x

Abu Dhabi, UAEWednesday 20 March 2019

Turkey opens trial of 220 alleged coup plotters

The suspects face life prison terms if found guilty of charges that include attempting to destroy the government and the parliament, leading an armed terror group, attempting to assassinate the president and killing about 250 people, the state-run Anadolu news agency reported.
Turkish Gendarmerie escort defendants Akin Ozturk, third left, and others involved in last July’s attempted coup in Turkey as they leave the prison where they are being held, ahead of their trial in Ankara, on May 22, 2017. The trial opened on May 22, 2017 with more than 220 suspects, including over two dozen former Turkish generals, accused of being among the ringleaders of the attempted coup last year. Adem Altan/AFP
Turkish Gendarmerie escort defendants Akin Ozturk, third left, and others involved in last July’s attempted coup in Turkey as they leave the prison where they are being held, ahead of their trial in Ankara, on May 22, 2017. The trial opened on May 22, 2017 with more than 220 suspects, including over two dozen former Turkish generals, accused of being among the ringleaders of the attempted coup last year. Adem Altan/AFP

ANKARA // Turkey on Monday put on trial 221 suspects, including 27 former generals, accused of being the instigators of a failed military coup last July.

The main defendants are Gen Akin Ozturk, a former air force commander, and about 40 other alleged members of the so-called Peace at Home Council – a group on whose behalf a coup declaration was read on state television.

Other defendants include Col Ali Yazici, the former military aide to president Recep Tayyip Erdogan; Mehmet Disli, the brother of senior ruling party legislator Saban Disli; and Lt Col Levent Turkkan, who was the aide of Turkey’s chief of staff Gen Hulusi Akar.

The suspects face life prison terms if found guilty of charges that include attempting to destroy the government and the parliament, leading an armed terror group, attempting to assassinate the president and killing about 250 people, the state-run Anadolu news agency reported.

Fethullah Gulen, a US-based preacher wanted by Turkey for allegedly orchestrating the coup, is among nine defendants who are being tried in their absence.
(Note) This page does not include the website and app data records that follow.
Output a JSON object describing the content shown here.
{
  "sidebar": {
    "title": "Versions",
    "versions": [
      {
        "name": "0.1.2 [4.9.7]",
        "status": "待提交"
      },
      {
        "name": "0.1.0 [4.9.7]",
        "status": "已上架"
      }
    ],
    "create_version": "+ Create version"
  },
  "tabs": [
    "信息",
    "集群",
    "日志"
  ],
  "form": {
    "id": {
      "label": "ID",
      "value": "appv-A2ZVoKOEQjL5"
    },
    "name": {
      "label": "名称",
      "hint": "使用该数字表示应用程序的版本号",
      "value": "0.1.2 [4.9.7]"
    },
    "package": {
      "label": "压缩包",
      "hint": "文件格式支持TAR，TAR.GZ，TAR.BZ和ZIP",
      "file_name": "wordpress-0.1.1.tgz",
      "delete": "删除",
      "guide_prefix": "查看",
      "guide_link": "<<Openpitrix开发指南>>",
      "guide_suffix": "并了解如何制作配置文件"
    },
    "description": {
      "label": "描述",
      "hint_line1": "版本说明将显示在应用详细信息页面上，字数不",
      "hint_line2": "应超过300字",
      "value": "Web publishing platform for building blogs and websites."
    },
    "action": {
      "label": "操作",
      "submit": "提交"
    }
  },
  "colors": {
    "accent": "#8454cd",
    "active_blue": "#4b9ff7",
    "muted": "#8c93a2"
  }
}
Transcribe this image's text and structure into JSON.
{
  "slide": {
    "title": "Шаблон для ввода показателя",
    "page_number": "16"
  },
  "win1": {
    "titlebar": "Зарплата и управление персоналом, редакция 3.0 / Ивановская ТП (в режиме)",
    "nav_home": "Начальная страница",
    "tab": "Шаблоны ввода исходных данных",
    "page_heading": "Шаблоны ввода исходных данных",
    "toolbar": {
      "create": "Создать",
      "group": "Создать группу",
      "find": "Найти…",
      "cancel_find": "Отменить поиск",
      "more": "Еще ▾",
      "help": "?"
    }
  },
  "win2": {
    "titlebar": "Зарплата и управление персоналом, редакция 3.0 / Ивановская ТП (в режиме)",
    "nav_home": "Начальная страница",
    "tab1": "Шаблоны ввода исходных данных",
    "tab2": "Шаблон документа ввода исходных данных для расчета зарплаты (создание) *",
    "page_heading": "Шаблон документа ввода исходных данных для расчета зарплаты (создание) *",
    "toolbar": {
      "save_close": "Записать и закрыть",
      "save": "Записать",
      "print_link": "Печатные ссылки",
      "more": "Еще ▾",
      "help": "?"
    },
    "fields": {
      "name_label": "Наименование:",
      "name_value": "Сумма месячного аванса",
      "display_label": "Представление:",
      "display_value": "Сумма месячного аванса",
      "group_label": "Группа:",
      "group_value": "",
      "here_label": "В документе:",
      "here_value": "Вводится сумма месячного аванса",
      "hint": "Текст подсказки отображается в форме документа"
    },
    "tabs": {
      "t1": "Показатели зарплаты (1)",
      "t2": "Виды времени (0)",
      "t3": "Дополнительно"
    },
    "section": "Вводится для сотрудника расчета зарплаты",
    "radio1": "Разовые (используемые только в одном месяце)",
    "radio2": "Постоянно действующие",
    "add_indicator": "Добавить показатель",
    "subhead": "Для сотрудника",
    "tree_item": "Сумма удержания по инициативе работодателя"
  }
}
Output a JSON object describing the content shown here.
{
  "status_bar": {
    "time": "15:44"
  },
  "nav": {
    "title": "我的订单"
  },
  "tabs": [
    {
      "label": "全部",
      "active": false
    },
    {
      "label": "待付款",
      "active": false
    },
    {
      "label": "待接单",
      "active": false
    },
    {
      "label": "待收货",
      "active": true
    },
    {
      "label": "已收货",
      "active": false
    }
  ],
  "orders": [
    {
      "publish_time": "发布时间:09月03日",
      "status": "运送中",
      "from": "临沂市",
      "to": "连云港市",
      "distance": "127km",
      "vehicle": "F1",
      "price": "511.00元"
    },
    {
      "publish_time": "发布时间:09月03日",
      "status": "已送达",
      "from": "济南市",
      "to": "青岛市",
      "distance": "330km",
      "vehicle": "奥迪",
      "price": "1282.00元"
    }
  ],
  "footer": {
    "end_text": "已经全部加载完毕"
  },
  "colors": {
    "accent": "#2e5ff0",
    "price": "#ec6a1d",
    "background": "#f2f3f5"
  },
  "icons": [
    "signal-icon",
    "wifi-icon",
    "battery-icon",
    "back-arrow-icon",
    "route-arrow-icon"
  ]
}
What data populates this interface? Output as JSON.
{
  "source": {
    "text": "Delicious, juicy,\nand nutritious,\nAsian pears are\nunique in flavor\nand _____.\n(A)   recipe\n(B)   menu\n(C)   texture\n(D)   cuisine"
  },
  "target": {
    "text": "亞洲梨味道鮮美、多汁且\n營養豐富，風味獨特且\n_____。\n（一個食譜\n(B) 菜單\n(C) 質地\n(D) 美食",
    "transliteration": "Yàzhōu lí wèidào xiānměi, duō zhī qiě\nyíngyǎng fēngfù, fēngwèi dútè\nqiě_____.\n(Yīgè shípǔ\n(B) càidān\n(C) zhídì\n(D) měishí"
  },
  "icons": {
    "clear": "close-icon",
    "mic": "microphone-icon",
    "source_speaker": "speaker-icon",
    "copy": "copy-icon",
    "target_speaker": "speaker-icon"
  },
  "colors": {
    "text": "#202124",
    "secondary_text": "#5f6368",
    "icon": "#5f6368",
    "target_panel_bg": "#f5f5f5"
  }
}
Mr Gulen has denied any involvement in the coup attempt.

The hearings are taking place in a courthouse and prison complex in Sincan, on the outskirts of Ankara, that was built especially for the trial. Security was tight, with snipers standing guard on rooftops and a drone flying overhead.

The suspects were forced to walk along a lane toward the courthouse, held by military police officers on each arm and each protected by a commando officer. As they walked by, pro-government protesters called for the death penalty to be reinstated and for the defendants to be hanged, although the capital punishment is unlikely to be applied retroactively.

Some held up banners that demanded “the death penalty on behalf of the martyrs of the July 15 coup” while others shouted “traitors!” A rope used for hanging was thrown at one of the defendants.

“We want the death penalty, we don’t want them to be fed and housed here. We want these traitors to be buried without any flag,” said protester Cengiz Ozturk.

Turkey abolished the death penalty as part of its drive to join the European Union but Mr Erdogan has on occasion suggested it could be reimposed to deal with the coup plotters.

The trial is one of many being held across the country to judge the coup suspects. The vast Sincan courtroom, which can hold more than 1,500 people, in February hosted the opening of the trial of 330 suspects accused of murder or attempted murder on the night of July 15.

In a related development on Monday, Amnesty International released a report criticising Turkey’s government for dismissing tens of thousands of public sector employees following the coup, saying the massive crackdown had left teachers, academics, doctors, police officers and soldiers branded as “terrorists” and unable to make a living. It has called on Turkey to end the arbitrary dismissals, saying they have had devastating effects on the individuals and their families.

More than 100,000 public servants have been dismissed and banned from the civil service through decrees issued under the state of emergency for alleged connections to Mr Gulen and groups listed as terror organisations. More than 47,000 people have also been arrested for alleged links to the coup.

The government says the purge is necessary to weed out Mr Gulen’s followers.

* Associated Press and Agence France-Presse

Updated: May 22, 2017 04:00 AM

SHARE

SHARE

Editors Picks
Most Read